*** Opening of DATA EXTRACT ***
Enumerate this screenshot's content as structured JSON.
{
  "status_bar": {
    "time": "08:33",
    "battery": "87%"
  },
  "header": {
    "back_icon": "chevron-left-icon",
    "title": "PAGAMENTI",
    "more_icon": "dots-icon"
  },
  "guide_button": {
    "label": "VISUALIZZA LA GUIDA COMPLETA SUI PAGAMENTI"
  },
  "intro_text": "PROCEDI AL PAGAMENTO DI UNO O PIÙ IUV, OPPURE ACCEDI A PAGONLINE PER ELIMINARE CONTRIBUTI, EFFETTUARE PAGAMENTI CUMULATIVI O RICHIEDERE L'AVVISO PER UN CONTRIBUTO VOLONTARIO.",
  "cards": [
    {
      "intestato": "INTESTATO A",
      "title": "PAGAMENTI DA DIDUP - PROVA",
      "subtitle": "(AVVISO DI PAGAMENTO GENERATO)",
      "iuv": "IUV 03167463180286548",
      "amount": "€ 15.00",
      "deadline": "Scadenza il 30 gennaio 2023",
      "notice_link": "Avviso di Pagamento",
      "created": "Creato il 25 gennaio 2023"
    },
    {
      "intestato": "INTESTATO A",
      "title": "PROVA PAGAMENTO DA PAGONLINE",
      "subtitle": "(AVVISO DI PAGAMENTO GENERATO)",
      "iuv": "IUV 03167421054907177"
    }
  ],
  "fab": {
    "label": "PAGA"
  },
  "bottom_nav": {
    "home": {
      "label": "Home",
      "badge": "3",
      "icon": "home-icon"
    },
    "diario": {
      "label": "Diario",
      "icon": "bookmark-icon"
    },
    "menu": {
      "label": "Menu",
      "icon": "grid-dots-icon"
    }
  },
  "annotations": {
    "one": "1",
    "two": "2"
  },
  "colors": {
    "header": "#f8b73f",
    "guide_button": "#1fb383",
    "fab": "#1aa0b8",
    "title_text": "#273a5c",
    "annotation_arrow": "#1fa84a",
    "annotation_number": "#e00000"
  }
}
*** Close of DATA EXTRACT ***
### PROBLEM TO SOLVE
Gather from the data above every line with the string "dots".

### REPLY TO THE EXERCISE
    "more_icon": "dots-icon"
      "icon": "grid-dots-icon"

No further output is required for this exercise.